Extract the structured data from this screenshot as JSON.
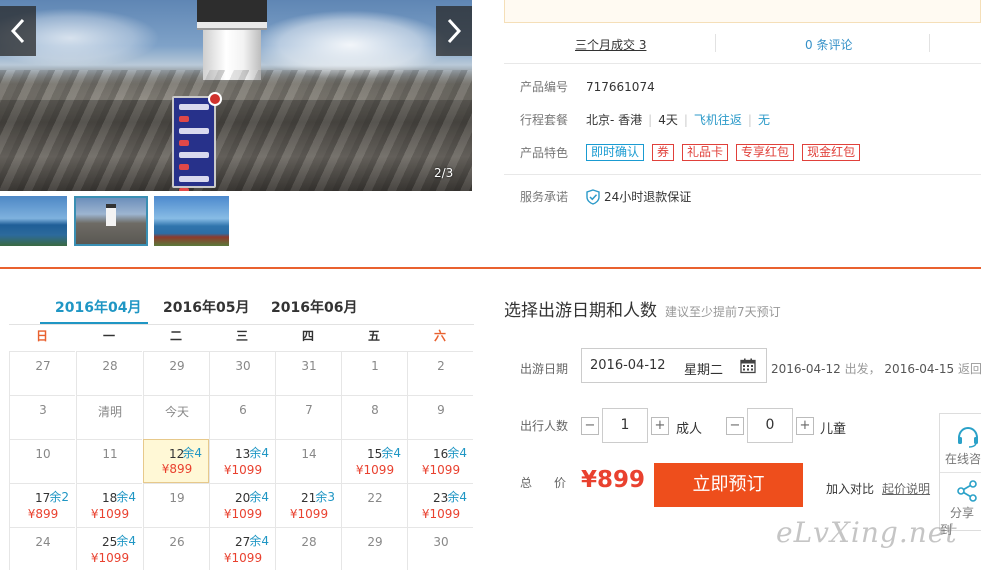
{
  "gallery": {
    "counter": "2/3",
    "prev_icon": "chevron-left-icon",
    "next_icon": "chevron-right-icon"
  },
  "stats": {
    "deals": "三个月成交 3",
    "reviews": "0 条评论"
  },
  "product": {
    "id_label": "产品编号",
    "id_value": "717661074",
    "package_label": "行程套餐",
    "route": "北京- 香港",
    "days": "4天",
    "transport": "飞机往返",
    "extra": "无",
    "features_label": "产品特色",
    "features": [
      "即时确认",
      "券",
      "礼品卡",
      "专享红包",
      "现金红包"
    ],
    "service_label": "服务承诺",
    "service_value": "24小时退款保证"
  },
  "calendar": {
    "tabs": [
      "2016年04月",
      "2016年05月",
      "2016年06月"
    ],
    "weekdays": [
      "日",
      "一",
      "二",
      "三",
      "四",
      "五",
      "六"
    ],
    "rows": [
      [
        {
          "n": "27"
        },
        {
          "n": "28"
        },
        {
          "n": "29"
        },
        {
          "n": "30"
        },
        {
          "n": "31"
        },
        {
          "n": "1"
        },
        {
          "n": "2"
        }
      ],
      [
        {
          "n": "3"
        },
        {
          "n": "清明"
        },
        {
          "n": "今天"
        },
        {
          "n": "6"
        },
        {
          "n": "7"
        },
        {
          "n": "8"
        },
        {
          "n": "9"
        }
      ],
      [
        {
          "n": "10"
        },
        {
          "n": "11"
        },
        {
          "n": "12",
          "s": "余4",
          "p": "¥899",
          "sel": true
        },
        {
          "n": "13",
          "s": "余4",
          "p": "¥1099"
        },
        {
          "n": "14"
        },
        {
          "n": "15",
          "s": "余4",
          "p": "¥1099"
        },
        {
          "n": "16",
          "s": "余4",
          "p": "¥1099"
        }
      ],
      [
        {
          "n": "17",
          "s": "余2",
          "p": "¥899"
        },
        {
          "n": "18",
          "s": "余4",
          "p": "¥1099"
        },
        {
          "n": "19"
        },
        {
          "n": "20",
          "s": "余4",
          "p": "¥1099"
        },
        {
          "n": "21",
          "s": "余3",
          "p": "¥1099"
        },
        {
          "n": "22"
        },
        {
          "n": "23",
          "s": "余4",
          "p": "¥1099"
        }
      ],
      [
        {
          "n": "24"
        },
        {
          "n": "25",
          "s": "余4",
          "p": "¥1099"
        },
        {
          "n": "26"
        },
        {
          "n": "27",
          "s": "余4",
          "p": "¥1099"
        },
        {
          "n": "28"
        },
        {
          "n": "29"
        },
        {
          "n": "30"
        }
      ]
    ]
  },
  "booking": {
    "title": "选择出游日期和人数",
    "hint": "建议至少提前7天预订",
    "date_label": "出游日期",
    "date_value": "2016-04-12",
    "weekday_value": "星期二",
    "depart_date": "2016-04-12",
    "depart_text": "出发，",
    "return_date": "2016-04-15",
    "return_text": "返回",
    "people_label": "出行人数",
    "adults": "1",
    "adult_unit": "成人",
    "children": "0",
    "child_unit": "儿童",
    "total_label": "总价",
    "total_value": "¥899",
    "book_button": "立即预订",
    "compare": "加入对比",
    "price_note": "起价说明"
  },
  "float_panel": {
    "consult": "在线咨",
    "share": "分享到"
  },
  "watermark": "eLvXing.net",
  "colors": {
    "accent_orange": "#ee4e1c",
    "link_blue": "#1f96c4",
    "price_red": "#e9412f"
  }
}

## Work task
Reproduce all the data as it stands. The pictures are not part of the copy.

## Result of this exercise
Extract the structured data from this screenshot as JSON.
{
  "gallery": {
    "counter": "2/3",
    "prev_icon": "chevron-left-icon",
    "next_icon": "chevron-right-icon"
  },
  "stats": {
    "deals": "三个月成交 3",
    "reviews": "0 条评论"
  },
  "product": {
    "id_label": "产品编号",
    "id_value": "717661074",
    "package_label": "行程套餐",
    "route": "北京- 香港",
    "days": "4天",
    "transport": "飞机往返",
    "extra": "无",
    "features_label": "产品特色",
    "features": [
      "即时确认",
      "券",
      "礼品卡",
      "专享红包",
      "现金红包"
    ],
    "service_label": "服务承诺",
    "service_value": "24小时退款保证"
  },
  "calendar": {
    "tabs": [
      "2016年04月",
      "2016年05月",
      "2016年06月"
    ],
    "weekdays": [
      "日",
      "一",
      "二",
      "三",
      "四",
      "五",
      "六"
    ],
    "rows": [
      [
        {
          "n": "27"
        },
        {
          "n": "28"
        },
        {
          "n": "29"
        },
        {
          "n": "30"
        },
        {
          "n": "31"
        },
        {
          "n": "1"
        },
        {
          "n": "2"
        }
      ],
      [
        {
          "n": "3"
        },
        {
          "n": "清明"
        },
        {
          "n": "今天"
        },
        {
          "n": "6"
        },
        {
          "n": "7"
        },
        {
          "n": "8"
        },
        {
          "n": "9"
        }
      ],
      [
        {
          "n": "10"
        },
        {
          "n": "11"
        },
        {
          "n": "12",
          "s": "余4",
          "p": "¥899",
          "sel": true
        },
        {
          "n": "13",
          "s": "余4",
          "p": "¥1099"
        },
        {
          "n": "14"
        },
        {
          "n": "15",
          "s": "余4",
          "p": "¥1099"
        },
        {
          "n": "16",
          "s": "余4",
          "p": "¥1099"
        }
      ],
      [
        {
          "n": "17",
          "s": "余2",
          "p": "¥899"
        },
        {
          "n": "18",
          "s": "余4",
          "p": "¥1099"
        },
        {
          "n": "19"
        },
        {
          "n": "20",
          "s": "余4",
          "p": "¥1099"
        },
        {
          "n": "21",
          "s": "余3",
          "p": "¥1099"
        },
        {
          "n": "22"
        },
        {
          "n": "23",
          "s": "余4",
          "p": "¥1099"
        }
      ],
      [
        {
          "n": "24"
        },
        {
          "n": "25",
          "s": "余4",
          "p": "¥1099"
        },
        {
          "n": "26"
        },
        {
          "n": "27",
          "s": "余4",
          "p": "¥1099"
        },
        {
          "n": "28"
        },
        {
          "n": "29"
        },
        {
          "n": "30"
        }
      ]
    ]
  },
  "booking": {
    "title": "选择出游日期和人数",
    "hint": "建议至少提前7天预订",
    "date_label": "出游日期",
    "date_value": "2016-04-12",
    "weekday_value": "星期二",
    "depart_date": "2016-04-12",
    "depart_text": "出发，",
    "return_date": "2016-04-15",
    "return_text": "返回",
    "people_label": "出行人数",
    "adults": "1",
    "adult_unit": "成人",
    "children": "0",
    "child_unit": "儿童",
    "total_label": "总价",
    "total_value": "¥899",
    "book_button": "立即预订",
    "compare": "加入对比",
    "price_note": "起价说明"
  },
  "float_panel": {
    "consult": "在线咨",
    "share": "分享到"
  },
  "watermark": "eLvXing.net",
  "colors": {
    "accent_orange": "#ee4e1c",
    "link_blue": "#1f96c4",
    "price_red": "#e9412f"
  }
}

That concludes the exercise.